The Cinema Museum, London

Kennington Bioscope Silent Laughter Weekend – Saturday

Sat 27 Apr 2019 · Events

The Gold RushKennington Bioscope presents another full weekend of silent comedies, curated in conjunction with Kevin Brownlow.

Provisional programme, subject to alteration:

Running Wild poster10.00 Running Wild (1927)
One of W.C.Fields’ few surviving silent features, and the most successful, with Fields as his usual downtrodden, henpecked anti-hero – until the worm turns… into a lion. Directed by Gregory La Cava, with Mary Brian. Accompanied by John Sweeney.

11.30 Chaplin Unrestored!
Award winning film editor and director Christopher Bird reveals why ‘restored’ Chaplin comedies on DVD aren’t always the best versions, and shows vintage prints of The Vagabond (1916) and The Immigrant (1917) to prove it.

13.00 Lunch

14.00 The Real Stan & Ollie
A rare chance to see Laurel & Hardy’s Battle of the Century (1927), with its now complete “pie battle to end all pie battles”; We Faw Down (1928), in which they escape their wives (or do they?), now with its original Vitaphone soundtrack, plus two of their long lost solo appearances.
Music for the above two programmes will be by guest pianist Vincent Byrne – possibly Britain’s youngest film accompanist.

Grandma’s Boy15.30 Grandma’s Boy (1922)
Directed by Fred Neweyer, this is Harold Lloyd’s first full length feature with flashback stories of his Civil War ancestor (also Lloyd) inspiring him to win his girl (Mildred Davis) in the present. Showing on the 97th anniversary of its original release (brilliant programming or what?). Preceded by two of Lloyd’s rarest shorts co starring Bebe Daniels – Over the Fence (1917) his first wearing the famous glasses, and That’s Him (1918) – a recent discovery by Christopher Bird.
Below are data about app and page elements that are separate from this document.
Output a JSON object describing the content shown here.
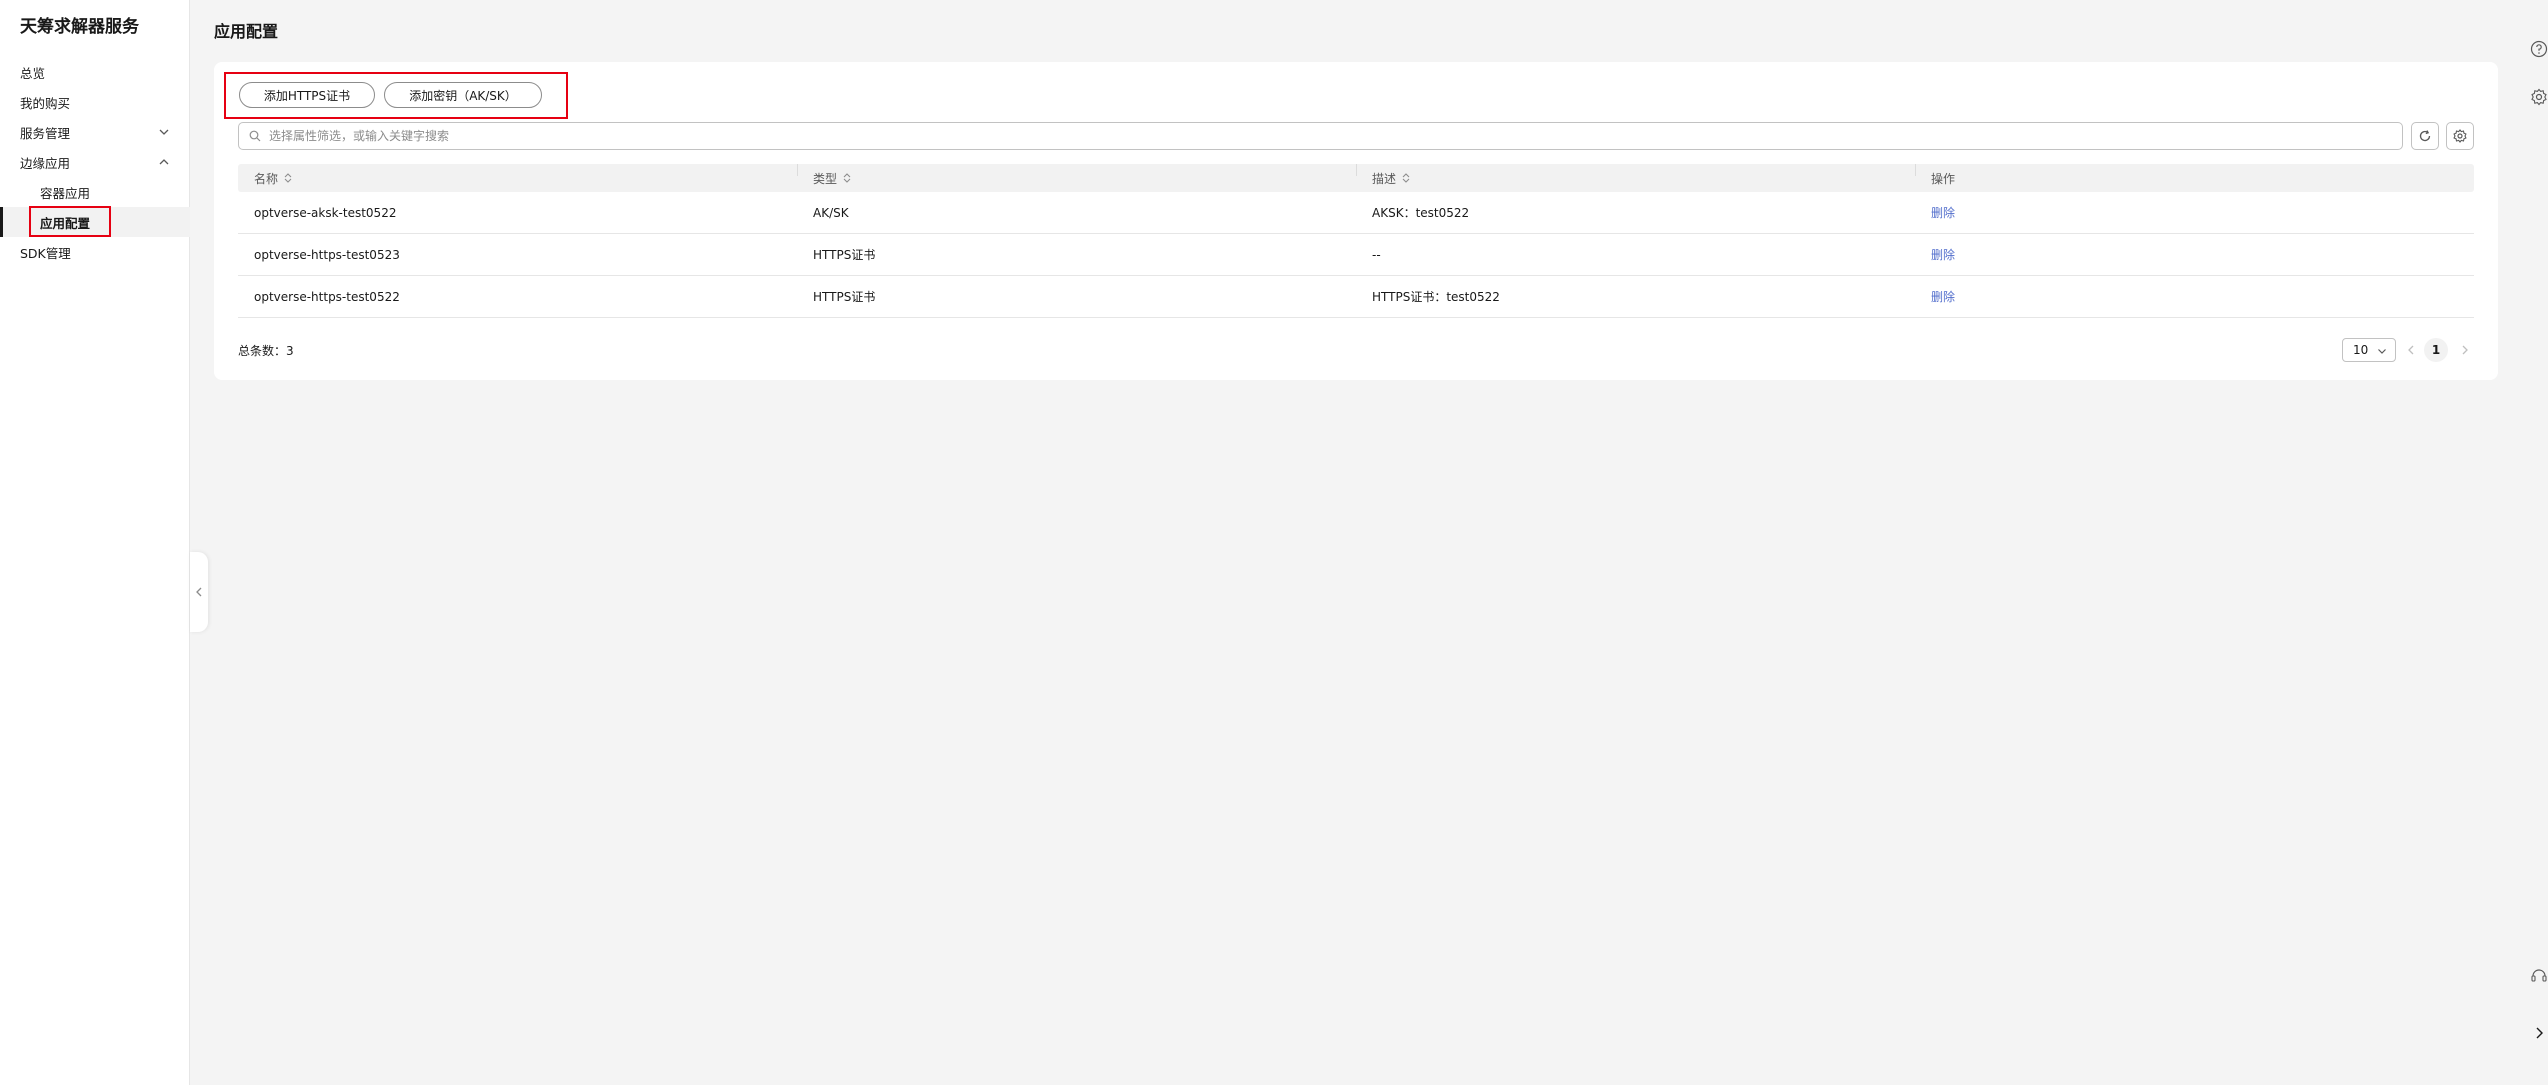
{
  "sidebar": {
    "service_title": "天筹求解器服务",
    "items": [
      {
        "label": "总览"
      },
      {
        "label": "我的购买"
      },
      {
        "label": "服务管理"
      },
      {
        "label": "边缘应用"
      },
      {
        "label": "容器应用"
      },
      {
        "label": "应用配置"
      },
      {
        "label": "SDK管理"
      }
    ]
  },
  "page": {
    "title": "应用配置"
  },
  "toolbar": {
    "add_https_label": "添加HTTPS证书",
    "add_aksk_label": "添加密钥（AK/SK）"
  },
  "search": {
    "placeholder": "选择属性筛选，或输入关键字搜索"
  },
  "table": {
    "columns": [
      "名称",
      "类型",
      "描述",
      "操作"
    ],
    "rows": [
      {
        "name": "optverse-aksk-test0522",
        "type": "AK/SK",
        "desc": "AKSK：test0522",
        "action": "删除"
      },
      {
        "name": "optverse-https-test0523",
        "type": "HTTPS证书",
        "desc": "--",
        "action": "删除"
      },
      {
        "name": "optverse-https-test0522",
        "type": "HTTPS证书",
        "desc": "HTTPS证书：test0522",
        "action": "删除"
      }
    ]
  },
  "footer": {
    "total_label": "总条数：3",
    "page_size": "10",
    "current_page": "1"
  },
  "colors": {
    "link": "#526ecc",
    "highlight": "#e60012"
  },
  "icons": [
    "search-icon",
    "refresh-icon",
    "settings-icon",
    "chevron-down-icon",
    "chevron-up-icon",
    "chevron-left-icon",
    "chevron-right-icon",
    "help-icon",
    "gear-icon",
    "headset-icon",
    "sort-icon"
  ]
}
Accompanied by Colin Sell.

So This is Paris17.25 So This Is Paris (1926)
Directed by Ernst Lubitsch. The story of two married couples in Paris – each partner cheating on the other, unaware that the other is doing exactly the same thing! Credited as the first film to feature a choreographed dance scene, as one couple (Patsy Ruth Miller and Monte Blue) enter a Charleston contest. Voted one of the ten best films of 1926 by the New York Times. Introduced by Michelle Facey. Accompanied by John Sweeney.

18.45 Dinner

The Gold Rush20.00 The Gold Rush (1925)
Charlie Chaplin’s most famous feature and perhaps his greatest. The dance of the bread rolls; eating a boot to the growing disbelief of partner Mack Swain; the cabin teetering on the cliff… memorable scenes galore. The restored original 1925 version with a newly recorded adaption of Chaplin’s score, as composed for his 1942 re-issue. Introduced by Chaplin’s biographer David Robinson.

The films will be introduced by David Robinson, and other noted film historians to be confirmed.

Details of the Sunday programme here.

The Museum’s café and bar will be open throughout the event serving sandwiches, hot pastries, cakes, snacks, alcoholic beverges and hot & cold drinks.

The Jamyang Cafe, adjacent to the Museum, will be offering a range of delicious meals during the festival. We encourage you to pre-book when you purchase your festival ticket so we can have your food ready to go, then you can spend less time in a queue and more time sitting down enjoying your meal and break.

Tickets & Pricing

Weekend Ticket £30 / One Day £18 / After 2pm £12 / Evening only £6. Pre-booked dinner at the Jamyang Cafe: £6.50. These are available online from Ticket Tailor.